While some people believe that depression is trivial or not a genuine health problem, it’s actually a real condition that affects around one in 10 people over the course of their lives. It impacts people of all genders and ages – including children.
Symptoms of depression can be very different from person to person. However, as a general rule, if you are depressed you feel hopeless, sad and lacking interest in things that used to make you feel happy.
Depression symptoms are bad enough to interfere with work, social life and family life, and can persist for weeks or months.
Doctors describe depression in one of three ways, depending on how serious it is:
A few people with severe depression may have symptoms of psychotic depression.
Below is a list of depression symptoms – it’s unlikely that one person would have all of them.
Psychological depression symptoms include:
Physical symptoms include:
Social symptoms are common too. These include:
It’s not always possible to tell that you’re having symptoms of depression right away – it can start and progress gradually. A lot of people don’t realise they’re ill and try to carry on and cope with their symptoms. Sometimes it takes a friend or family member to notice that there’s a problem.
Different types of depression
There are different types of depression, and there are some conditions where depression is a symptom. These conditions include:
Bipolar disorder – people with bipolar disorder, which is also known as “manic depression”, experience times of depression, where the symptoms are similar to clinical depression. They also go through phases when they have excessively high moods (known as “mania”). Bouts of mania can include harmful behaviour like unsafe sex, spending sprees and gambling.
Seasonal affective disorder (SAD) is also called “winter depression”. It’s depression that is related to weather, usually winter, so it happens seasonally.
Postnatal depression happens to some women after they’ve had a baby.
A diffuser works effectively on depression and brain chemistry.
Healing your gut is key in the treatment of depression; your gut produces 95% of the body’s supply of serotonin and hundreds of neurochemicals that the brain needs to regulate basic processes.
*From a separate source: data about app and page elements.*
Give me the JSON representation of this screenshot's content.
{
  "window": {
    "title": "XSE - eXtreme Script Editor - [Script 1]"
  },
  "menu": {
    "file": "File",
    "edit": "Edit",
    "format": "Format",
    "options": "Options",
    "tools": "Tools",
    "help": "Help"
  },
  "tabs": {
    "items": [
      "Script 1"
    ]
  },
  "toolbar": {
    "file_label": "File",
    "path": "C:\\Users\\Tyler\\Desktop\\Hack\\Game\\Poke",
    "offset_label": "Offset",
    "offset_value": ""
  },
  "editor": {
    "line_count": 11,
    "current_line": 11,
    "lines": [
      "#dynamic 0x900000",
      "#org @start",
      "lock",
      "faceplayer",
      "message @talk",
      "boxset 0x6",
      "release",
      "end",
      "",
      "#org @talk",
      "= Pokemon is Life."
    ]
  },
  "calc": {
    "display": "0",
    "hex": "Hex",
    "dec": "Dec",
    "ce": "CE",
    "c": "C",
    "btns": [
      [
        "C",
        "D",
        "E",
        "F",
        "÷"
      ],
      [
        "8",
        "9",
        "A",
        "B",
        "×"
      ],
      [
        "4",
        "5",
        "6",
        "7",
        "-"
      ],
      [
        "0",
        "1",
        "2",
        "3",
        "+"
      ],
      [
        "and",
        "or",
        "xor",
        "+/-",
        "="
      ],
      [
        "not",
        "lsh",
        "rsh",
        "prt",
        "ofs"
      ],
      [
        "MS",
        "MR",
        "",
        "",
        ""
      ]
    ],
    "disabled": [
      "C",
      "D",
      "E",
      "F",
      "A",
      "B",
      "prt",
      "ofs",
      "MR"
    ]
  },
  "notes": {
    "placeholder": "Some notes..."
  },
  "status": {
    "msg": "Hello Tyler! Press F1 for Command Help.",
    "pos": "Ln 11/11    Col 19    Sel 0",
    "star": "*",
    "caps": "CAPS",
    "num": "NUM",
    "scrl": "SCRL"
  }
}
Suggestion therefore would be to also drink 1 capsule Gut Cleanse, once a day. Also, drink Collagen 350g 450g 700g and Bone Broth 350g 450g regularly.
Depression and Anxiety Blend; this blend cannot be used internally but should rather be inhaled (see below), topically apply 10-15 drops over the chest and navel, as needed.
Diffuse some or all of the following oils during the day :